Government Relations

By Jean Robinson

Changes in Calfornia

Renewing current certification is very important if you want to avoid having to meet the new requirements.

On January 1, 2015, the qualifications    for voluntary certification by the California Massage Therapy Council (CAMTC) will change. All new applicants must complete at least 500 hours of education and pass the Massage & Bodywork Licensing Exam (MBLEx) in order to qualify for certification.
Current Certified Massage Therapist (CMT) certificate holders must renew on time every two years in order to avoid having to reapply for CAMTC certification under the new requirements.
Current Certified Massage Practitioner (CMP) certificate holders also must renew on time every two years in order to keep their certification active. If you remain active, you will be able to renew in perpetuity. Individuals issued a Conditional Certified Massage Practitioner (CCMP) certificate prior to January 2, 2012, will continue to work toward their goal of 250 hours of education, at which point they will be issued a Certified Massage Practitioner (CMP) certification. When issued a CMP certification, they must renew on time in order to maintain this credential.
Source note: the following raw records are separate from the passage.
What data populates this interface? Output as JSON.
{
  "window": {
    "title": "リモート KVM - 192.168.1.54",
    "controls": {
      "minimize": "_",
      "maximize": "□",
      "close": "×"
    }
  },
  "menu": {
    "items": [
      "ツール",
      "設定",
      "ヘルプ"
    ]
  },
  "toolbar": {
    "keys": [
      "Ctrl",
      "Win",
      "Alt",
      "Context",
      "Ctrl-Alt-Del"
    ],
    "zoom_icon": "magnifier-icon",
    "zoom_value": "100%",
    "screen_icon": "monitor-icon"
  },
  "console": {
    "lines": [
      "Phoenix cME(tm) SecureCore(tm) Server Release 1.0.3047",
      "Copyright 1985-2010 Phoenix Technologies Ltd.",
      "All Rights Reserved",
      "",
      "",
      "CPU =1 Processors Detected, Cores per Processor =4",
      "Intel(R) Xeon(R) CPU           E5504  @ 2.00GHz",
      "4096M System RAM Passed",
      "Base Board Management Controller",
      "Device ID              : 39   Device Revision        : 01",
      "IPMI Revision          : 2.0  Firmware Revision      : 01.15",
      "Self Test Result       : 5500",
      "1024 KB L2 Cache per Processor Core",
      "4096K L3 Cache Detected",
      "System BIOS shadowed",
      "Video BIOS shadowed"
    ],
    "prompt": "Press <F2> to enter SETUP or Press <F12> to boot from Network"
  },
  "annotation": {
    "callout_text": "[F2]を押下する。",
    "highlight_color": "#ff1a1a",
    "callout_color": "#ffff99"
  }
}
No new CMPs will be issued.

NCBTMB Will No Longer Offer Licensing Exams

At the October 2014 Federation of State Massage Therapy Boards’ (FSMTB) Annual Meeting, it was announced that the National Certification Board for Therapeutic Massage and Bodywork (NCBTMB) will no longer offer or accept licensure exam applications as of November 1, 2014, and will cease offering licensure exams effective February 1, 2015. The NCBTMB exams used for licensing include the:

• National Certification Exam for Therapeutic Massage and Bodywork (NCETMB)
• National Certification Exam for Therapeutic Massage (NCETM)
(The National Exam for State Licensing (NESL) was discontinued when NCBTMB started issuing Board Certification.)

Moving forward, there will be only one licensing exam in the profession—the Massage & Bodywork Licensing Exam (MBLEx) offered by the FSMTB. NCBTMB will instead only focus on voluntary certification programs. Remember, NCBTMB certification, whether the Board Certification credential, or the original national certification, has never been a national license. It has always been a voluntary credential; you must obtain a state license in order to practice in most states. Only five states do not regulate massage therapists.
ABMP believes this is an exciting change for the profession, as it decreases confusion and facilitates licensure portability for therapists. For more information on how this change may affect you, scroll down to “News & Resources” at

Jean Robinson is ABMP’s director of government relations. Contact her at